Start of Provided records

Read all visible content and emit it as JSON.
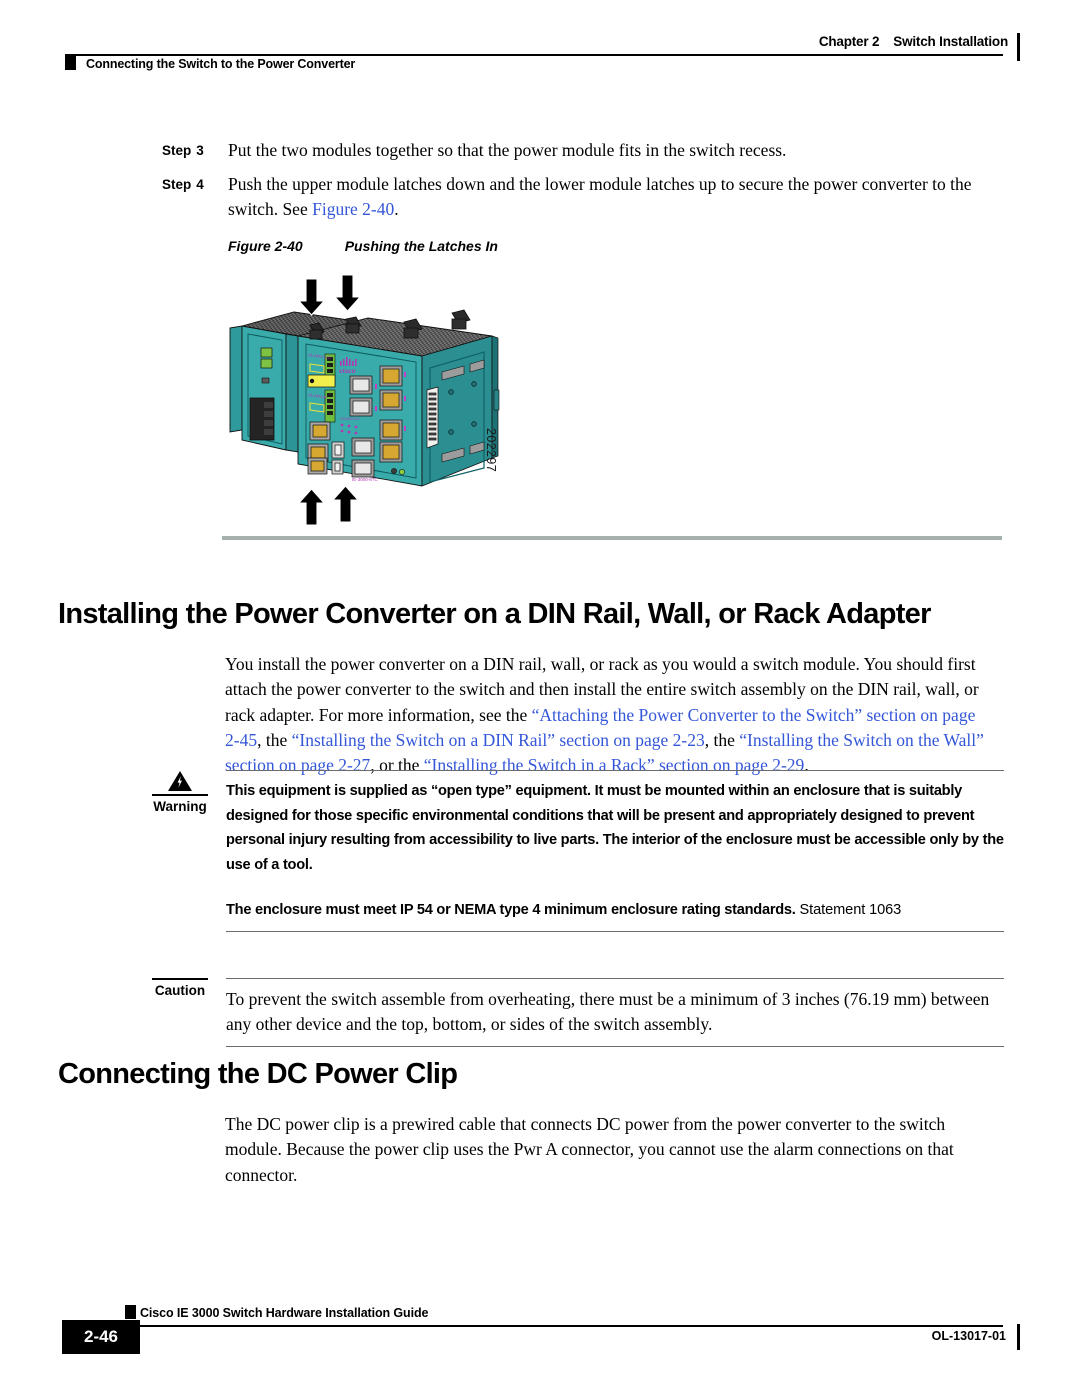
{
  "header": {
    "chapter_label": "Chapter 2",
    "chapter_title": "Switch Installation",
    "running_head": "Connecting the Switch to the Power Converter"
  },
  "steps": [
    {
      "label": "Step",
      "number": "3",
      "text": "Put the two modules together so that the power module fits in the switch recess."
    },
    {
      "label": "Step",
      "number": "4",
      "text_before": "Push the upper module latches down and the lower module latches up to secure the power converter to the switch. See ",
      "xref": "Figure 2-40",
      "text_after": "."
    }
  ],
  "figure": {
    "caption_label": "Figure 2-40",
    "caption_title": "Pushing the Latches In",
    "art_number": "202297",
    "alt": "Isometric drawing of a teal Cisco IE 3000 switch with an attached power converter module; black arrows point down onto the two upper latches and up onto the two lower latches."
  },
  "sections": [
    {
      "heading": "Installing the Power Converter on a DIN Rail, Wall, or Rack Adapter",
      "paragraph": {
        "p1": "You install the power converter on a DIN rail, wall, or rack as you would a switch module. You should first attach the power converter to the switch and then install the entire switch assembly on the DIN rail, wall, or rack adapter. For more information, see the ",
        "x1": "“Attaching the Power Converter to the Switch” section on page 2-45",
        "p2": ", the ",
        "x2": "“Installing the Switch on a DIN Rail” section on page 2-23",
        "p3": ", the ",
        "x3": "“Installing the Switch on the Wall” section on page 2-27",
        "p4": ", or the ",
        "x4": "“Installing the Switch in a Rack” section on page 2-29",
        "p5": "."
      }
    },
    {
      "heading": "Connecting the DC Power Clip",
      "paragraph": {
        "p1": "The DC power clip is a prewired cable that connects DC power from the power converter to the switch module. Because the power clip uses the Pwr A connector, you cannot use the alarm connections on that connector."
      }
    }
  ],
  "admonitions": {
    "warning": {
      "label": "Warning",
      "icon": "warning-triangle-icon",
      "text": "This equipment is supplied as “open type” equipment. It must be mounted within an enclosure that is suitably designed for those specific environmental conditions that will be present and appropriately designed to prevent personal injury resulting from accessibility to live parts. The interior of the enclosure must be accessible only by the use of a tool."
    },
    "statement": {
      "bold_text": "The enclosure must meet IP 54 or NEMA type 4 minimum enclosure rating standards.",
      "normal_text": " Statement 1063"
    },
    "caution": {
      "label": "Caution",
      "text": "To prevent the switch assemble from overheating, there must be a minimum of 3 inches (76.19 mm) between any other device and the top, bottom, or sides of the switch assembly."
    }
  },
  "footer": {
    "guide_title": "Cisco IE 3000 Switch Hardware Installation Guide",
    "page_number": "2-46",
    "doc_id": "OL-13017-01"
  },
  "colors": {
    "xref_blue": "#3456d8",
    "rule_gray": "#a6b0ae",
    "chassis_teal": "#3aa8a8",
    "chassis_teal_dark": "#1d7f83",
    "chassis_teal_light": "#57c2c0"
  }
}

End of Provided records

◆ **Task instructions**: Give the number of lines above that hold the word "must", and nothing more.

◆ **Exercise answer**: 3